Federal and state wage and hour laws provide basic minimum standards that employers must follow with regard to wages. These laws cover what counts as work time, when you should be paid, rest and meal breaks, tips, and overtime wages. Unfortunately, not all employers in Michigan understand these laws, and some do not abide by wage and hour laws. If you are concerned that there are violations at your job, you should consult the Grand Rapids and Traverse City wage and hour attorneys at Neumann Law Group. You may be able to recover the compensation to which you are entitled with the assistance of our employment lawyers.Wage Issues
The Fair Labor Standards Act is the federal law that establishes rules for minimum wage, overtime pay, minors in the workplace, and recordkeeping for private employers and governmental employers. The minimum wage under federal law is currently $7.25 per hour, and overtime pay is 1 1/2 times the regular rate after an employee works for 40 hours in a single workweek. However, employers in states that have a higher minimum wage need to pay the minimum wage that is more generous, and Michigan is one of those states.
In Michigan, the minimum wage as of January 2017 is $8.90 per hour, and there will be an increase in 2018 that will make the minimum wage $9.25. The rules are a bit different for tipped employees, such as servers or bartenders. Employers may pay these workers just 38% of the minimum wage in Michigan as long as the employee's tips combined with what the employer pays make the total hourly wage meet the state minimum wage.

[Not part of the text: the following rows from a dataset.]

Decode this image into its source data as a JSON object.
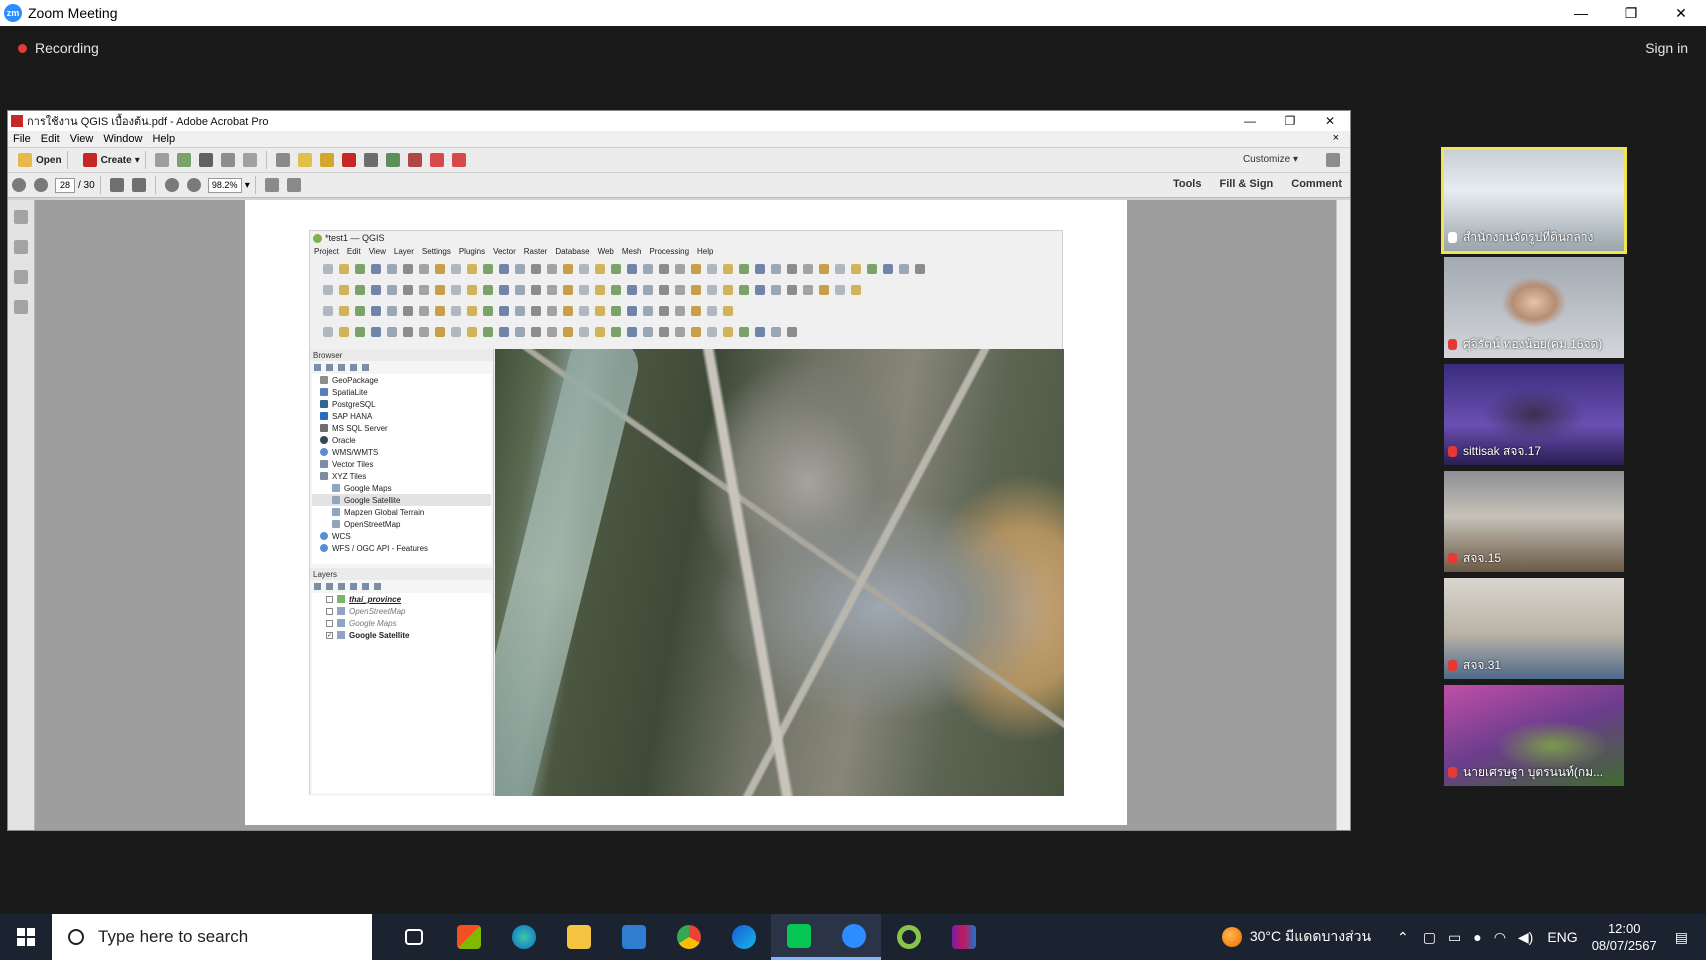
{
  "zoom": {
    "window_title": "Zoom Meeting",
    "logo_text": "zm",
    "recording_label": "Recording",
    "sign_in_label": "Sign in",
    "controls": {
      "minimize": "—",
      "restore": "❐",
      "close": "✕"
    }
  },
  "acrobat": {
    "title": "การใช้งาน QGIS เบื้องต้น.pdf - Adobe Acrobat Pro",
    "menu": [
      "File",
      "Edit",
      "View",
      "Window",
      "Help"
    ],
    "toolbar": {
      "open_label": "Open",
      "create_label": "Create",
      "customize_label": "Customize"
    },
    "nav": {
      "current_page": "28",
      "total_pages": "/ 30",
      "zoom": "98.2%"
    },
    "right_tabs": [
      "Tools",
      "Fill & Sign",
      "Comment"
    ]
  },
  "qgis": {
    "title": "*test1 — QGIS",
    "menu": [
      "Project",
      "Edit",
      "View",
      "Layer",
      "Settings",
      "Plugins",
      "Vector",
      "Raster",
      "Database",
      "Web",
      "Mesh",
      "Processing",
      "Help"
    ],
    "browser_title": "Browser",
    "browser_items": [
      "GeoPackage",
      "SpatiaLite",
      "PostgreSQL",
      "SAP HANA",
      "MS SQL Server",
      "Oracle",
      "WMS/WMTS",
      "Vector Tiles",
      "XYZ Tiles",
      "Google Maps",
      "Google Satellite",
      "Mapzen Global Terrain",
      "OpenStreetMap",
      "WCS",
      "WFS / OGC API - Features"
    ],
    "layers_title": "Layers",
    "layers": [
      "thai_province",
      "OpenStreetMap",
      "Google Maps",
      "Google Satellite"
    ]
  },
  "participants": [
    {
      "name": "สำนักงานจัดรูปที่ดินกลาง",
      "muted": false
    },
    {
      "name": "ศุจิรัตน์ ทองน้อย(คม.16จด)",
      "muted": true
    },
    {
      "name": "sittisak สจจ.17",
      "muted": true
    },
    {
      "name": "สจจ.15",
      "muted": true
    },
    {
      "name": "สจจ.31",
      "muted": true
    },
    {
      "name": "นายเศรษฐา บุตรนนท์(กม...",
      "muted": true
    }
  ],
  "taskbar": {
    "search_placeholder": "Type here to search",
    "weather": "30°C มีแดดบางส่วน",
    "language": "ENG",
    "time": "12:00",
    "date": "08/07/2567"
  }
}
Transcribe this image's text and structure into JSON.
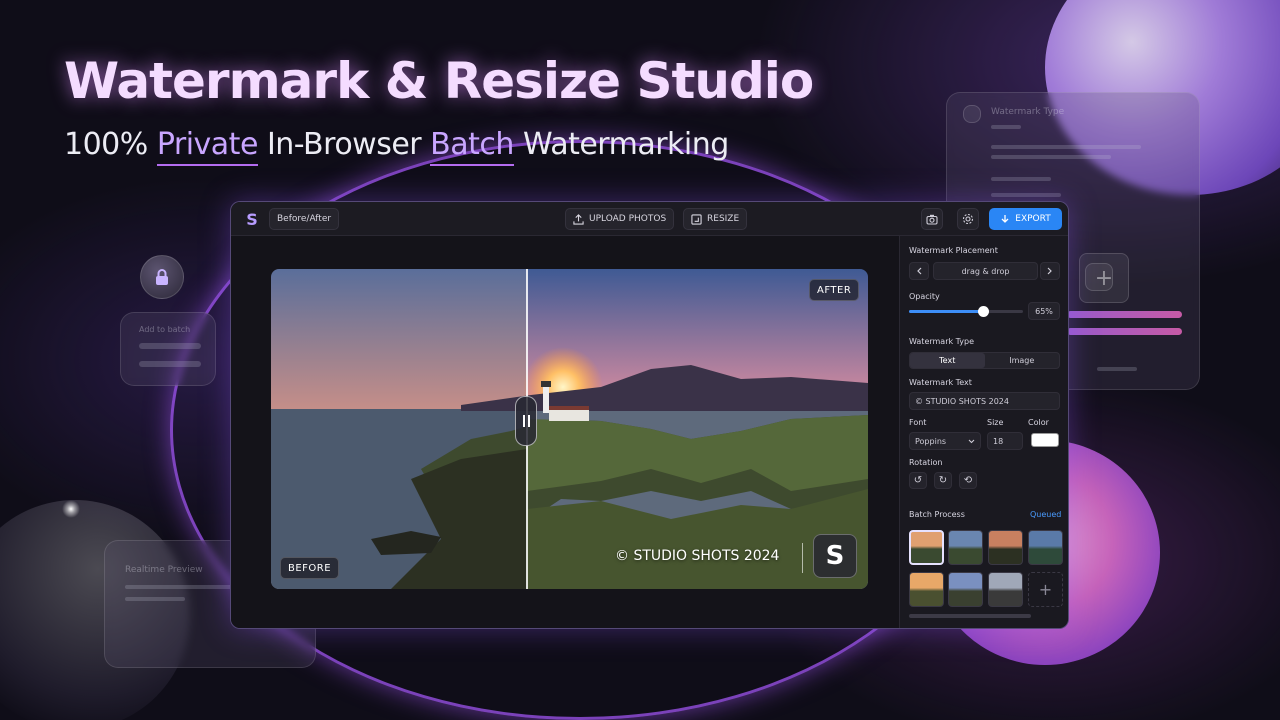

Failing to pay overtime when it is required is one of the most common wage violations in Michigan and across the country. Whether your employer must pay overtime depends partly on your job description. Exempt workers—those who are not covered by overtime laws—typically include executives, professionals, certain administrative employees, outside sales people, and certain IT workers, depending on what they actually do as their jobs. Overtime is supposed to be paid to most nonexempt workers who work more than 40 hours in a week. Our wage and hour lawyers can help Traverse City and Grand Rapids workers bring claims based on violations of these laws.
Under Michigan law, your employer is not required to give you a lunch or rest break. If you actually work during a break, however, you are entitled to be paid for it. You are also entitled to be paid for brief work breaks that are part of your workday and are for less than 20 minutes.
Employees whose employers have violated applicable federal or Michigan wage laws are entitled to collect penalties in addition to wages that were not paid if they successfully establish their claims. For example, you may request liquidated damages in the total amount of unpaid wages if your employer violates the state minimum wage law, in addition to the unpaid wages.Contact a Wage and Hour Attorney in Grand Rapids or Traverse City
All employees in Michigan are entitled to be paid a fair wage. Wage and hour laws may be complicated, and it is wise to consult a Traverse City or Grand Rapids wage and hour lawyer about your claim to make sure that you assert your rights to the fullest extent. If you are concerned about wage issues, we may be able to assist you. Our firm also represents people in Ann Arbor, Flint, Lansing, Kalamazoo, Detroit, Wyoming, Saginaw, Muskegon, Midland, Holland, Warren, and Petoskey, as well as areas throughout the Upper Peninsula. Contact Neumann Law Group at 800-525-NEUMANN or via our online form to set up an appointment. We also assist people who need a sexual harassment lawyer or guidance with other employment claims.